    My next door neighbor bought a Shindiawa pole saw. It does not extend, instead it breaks into two peices for transport. It is a couple of pounds lighter but does not reach as far. I like mine because of the extra reach and it is also easier to cut limbs close to the ground without the pole being extended. The one thing I do not like is that it will not fit in the bed of my Dakota pickup without sticking out. Kinda like having a "Steal Me Please" sign on it.

    Three things if you buy one. First get one of the ear-protectors with the face screen. Most of your cutting will be done over your head and the sawdust was always getting in my eyes even with safety glasses on. The face screen really helps though you will still need the safety glasses. Second learn how to 'hinge' the limbs so they fall away from you and be aware that half will fall on you anyway. Third hide it from family, friends, and neighbors because everybody has some limbs in their yard that they need you to cut.

    And yes, I have wondered how one would sound with a straight pipe on it.

    Have fun.

Page 1 of 2 12 LastLast

Posting Permissions

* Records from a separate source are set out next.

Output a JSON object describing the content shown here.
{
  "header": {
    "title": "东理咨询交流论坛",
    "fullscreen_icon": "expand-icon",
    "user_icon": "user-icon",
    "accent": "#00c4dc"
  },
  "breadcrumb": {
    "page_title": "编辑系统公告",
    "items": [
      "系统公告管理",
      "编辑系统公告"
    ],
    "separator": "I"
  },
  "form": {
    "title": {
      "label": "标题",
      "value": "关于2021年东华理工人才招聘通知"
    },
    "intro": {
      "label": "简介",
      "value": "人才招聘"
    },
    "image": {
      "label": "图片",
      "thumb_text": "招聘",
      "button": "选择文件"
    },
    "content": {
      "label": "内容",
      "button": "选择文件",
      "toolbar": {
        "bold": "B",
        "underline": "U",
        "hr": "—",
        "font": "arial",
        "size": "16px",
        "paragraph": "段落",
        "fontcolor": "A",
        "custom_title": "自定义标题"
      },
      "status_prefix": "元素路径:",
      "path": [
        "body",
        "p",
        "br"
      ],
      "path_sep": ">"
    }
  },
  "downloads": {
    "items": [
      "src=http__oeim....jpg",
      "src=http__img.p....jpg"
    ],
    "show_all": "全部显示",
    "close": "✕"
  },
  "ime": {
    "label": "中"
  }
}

  • You may not post new threads
  • You may not post replies
  • You may not post attachments
  • You may not edit your posts
  •  
© 2014 TractorByNet.com. TractorByNet is a registered trademark of IMC Digital Universe, Inc. Other trademarks on this page are the property of their respective owners.